Mike Freer is Chairman of London Conservative MPs, LGBT Advisor to Deputy Chairman of Conservative Party and MP for Finchley and Golders Green.
Whilst the focus of the Prime Minister’s coming visit will be promoting the UK-Israel bilateral relations, there is no getting round the issues of the Israeli-Palestinian peace process, and his visit presents an opportunity to put Britain’s weight behind John Kerry’s efforts to secure a framework for extending the current peace talks. The goal must be to promote an environment conducive to on both sides to facing the difficult compromises involved.
Both Israel and the Palestinian Authority will listen most to those it believes understands them and their concerns. The Prime Minister’s challenge when speaking to the Knesset is to show Israel that the core issues that matter deeply to Israelis – security and legitimacy – matter deeply to him, too.
So first, David Cameron needs to be balanced about concessions. Most Israelis have internalised that maintaining a democratic, Jewish majority state means compromising on territory. Benjamin Netanyahu himself has said that the emergence of a binational state threatens Israel’s future as a Jewish state. But they want to see the Palestinians meet Israel’s concerns on the security arrangements, and recognise that a two state solution means two states for two peoples. This means, as John Kerry recently put it, “mutual recognition of the nation-state of the Palestinian people and the nation-state of the Jewish people.”
The notion of a ‘Jewish state’ is widely misinterpreted. The Prime Minister would do well to show Israelis that he understands what they mean by a Jewish state; not a religious state or a state which discriminates against non-Jews, but a democratic state with a Jewish majority, which fulfils the universal legal right of Jews to self-determination, whilst protecting the rights of non-Jewish minorities.
Since Netanyahu made the issue of mutual recognition central in the peace talks, Mahmoud Abbas, backed by the Arab League has fervently rejected it. This has made some European leaders reluctant to take a position. But this kind of evasion is unhelpful. Whatever the merits of Netanyahu, the prominence of this issue is not his invention. Every serious model for a two state deal, since the Peel Commission in 1937, has addressed this explicitly.
Israelis did not like hearing that the 1967 lines plus swaps will be the basis of future agreement on territory. But the international consensus has forced their leaders to get used to it. Ehud Olmert accepted it during talks in 2008 and, assuming this principle is included in Kerry’s framework document, Netanyahu will reluctantly have to stomach it.

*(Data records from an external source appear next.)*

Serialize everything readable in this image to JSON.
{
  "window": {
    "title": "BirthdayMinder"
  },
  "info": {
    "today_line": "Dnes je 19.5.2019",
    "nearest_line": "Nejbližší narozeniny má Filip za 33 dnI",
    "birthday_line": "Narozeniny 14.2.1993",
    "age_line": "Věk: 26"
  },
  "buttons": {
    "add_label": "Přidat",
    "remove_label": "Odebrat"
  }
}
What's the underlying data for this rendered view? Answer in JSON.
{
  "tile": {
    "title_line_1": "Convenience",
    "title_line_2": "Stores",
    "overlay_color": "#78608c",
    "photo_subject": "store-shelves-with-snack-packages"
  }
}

At the same time, recognising that a two state solution must preserve mutual Jewish and Palestinian national rights will bring UK policy in line with the US and help to shape expectations that concessions must be made by both sides.
Second, David Cameron should be fulsome about the benefits of success for both sides. It is a mistake to focus on what each side has to give up. Not enough time is spent telling both Israelis and Palestinians what they stand to gain. It is clear enough what the Palestinians get – a sovereign state and an end to occupation. Unfortunately, what Israeli experience tells them is in return for territorial compromise they get the sound of the air raid of siren and the fall of rockets. Telling the average Israeli that they should take risk that for the sake of ‘improved international legitimacy’ is a tough sell.
Netanyahu showed the way in his recent AIPAC speech – staking out relatively new ground for him by making the case for peace based on the promise of open strategic and economic ties between Israel and Gulf Arab states. Given Britain’s particularly close ties to the Gulf and David Cameron’s own repeated trips there, the Prime Minister is in a strong position to reinforce that promise of future prosperity.
Third, the Prime Minister needs to be balanced about the costs of failure. Israelis have been told in recent months that if the current process fails, they risk diplomatic isolation. These warnings do not fall on deaf ears. Israelis are concerned about their international standing, and this issue has become part of the internal Israeli debate. But David Cameron needs to remember that the Palestinians are listening, too. Giving the impression that a collapsed process will damage Israel first and foremost is an incentive to the Palestinians not to make an agreement. To give both sides maximum incentive to show flexibility and stay at the table, neither side should feel that the collapse of the process will harm the other side more than them.